◆ **INSTRUCTIONS TO FOLLOW**
Please filter the data below down to the lines holding the string "Viewer".

◆ **Items from an interface collection**
+ + + + + + +
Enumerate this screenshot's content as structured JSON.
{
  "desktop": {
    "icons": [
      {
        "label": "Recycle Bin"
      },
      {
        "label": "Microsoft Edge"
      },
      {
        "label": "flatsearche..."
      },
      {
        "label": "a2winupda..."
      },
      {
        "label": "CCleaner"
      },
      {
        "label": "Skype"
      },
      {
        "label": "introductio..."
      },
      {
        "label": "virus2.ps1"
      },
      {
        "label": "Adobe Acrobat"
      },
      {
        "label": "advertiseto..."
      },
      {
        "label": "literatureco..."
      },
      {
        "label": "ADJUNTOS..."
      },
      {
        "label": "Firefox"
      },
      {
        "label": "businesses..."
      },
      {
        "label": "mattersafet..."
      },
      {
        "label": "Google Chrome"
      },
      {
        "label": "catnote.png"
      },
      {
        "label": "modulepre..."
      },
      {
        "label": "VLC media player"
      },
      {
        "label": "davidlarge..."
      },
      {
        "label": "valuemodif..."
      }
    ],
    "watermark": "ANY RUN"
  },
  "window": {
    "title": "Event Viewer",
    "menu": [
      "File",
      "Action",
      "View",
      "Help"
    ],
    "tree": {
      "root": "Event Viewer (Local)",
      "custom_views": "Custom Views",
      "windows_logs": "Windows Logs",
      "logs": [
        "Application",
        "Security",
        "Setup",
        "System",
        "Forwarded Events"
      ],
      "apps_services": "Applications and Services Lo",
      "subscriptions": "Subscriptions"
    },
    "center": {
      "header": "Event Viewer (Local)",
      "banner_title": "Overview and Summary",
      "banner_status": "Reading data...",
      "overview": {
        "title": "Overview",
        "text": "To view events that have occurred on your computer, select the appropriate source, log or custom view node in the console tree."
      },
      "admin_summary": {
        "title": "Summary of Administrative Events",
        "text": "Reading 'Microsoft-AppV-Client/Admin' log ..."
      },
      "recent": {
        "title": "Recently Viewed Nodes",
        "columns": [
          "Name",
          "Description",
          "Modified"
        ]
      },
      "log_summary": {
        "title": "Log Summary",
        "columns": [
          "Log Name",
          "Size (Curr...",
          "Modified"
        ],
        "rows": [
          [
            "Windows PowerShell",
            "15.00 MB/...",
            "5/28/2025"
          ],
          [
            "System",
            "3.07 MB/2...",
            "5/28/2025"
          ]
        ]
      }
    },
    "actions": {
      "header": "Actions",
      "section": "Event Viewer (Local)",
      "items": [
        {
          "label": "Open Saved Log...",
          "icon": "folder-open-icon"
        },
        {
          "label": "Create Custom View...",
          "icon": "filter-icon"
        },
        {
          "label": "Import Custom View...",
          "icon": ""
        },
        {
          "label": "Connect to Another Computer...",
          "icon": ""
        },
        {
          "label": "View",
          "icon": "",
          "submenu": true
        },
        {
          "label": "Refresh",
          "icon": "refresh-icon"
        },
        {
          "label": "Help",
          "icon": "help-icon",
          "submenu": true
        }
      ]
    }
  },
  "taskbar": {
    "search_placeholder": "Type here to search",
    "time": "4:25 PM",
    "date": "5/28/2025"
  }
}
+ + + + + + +
◆ **EXERCISE RESPONSE**
    "title": "Event Viewer",
      "root": "Event Viewer (Local)",
      "header": "Event Viewer (Local)",
      "section": "Event Viewer (Local)",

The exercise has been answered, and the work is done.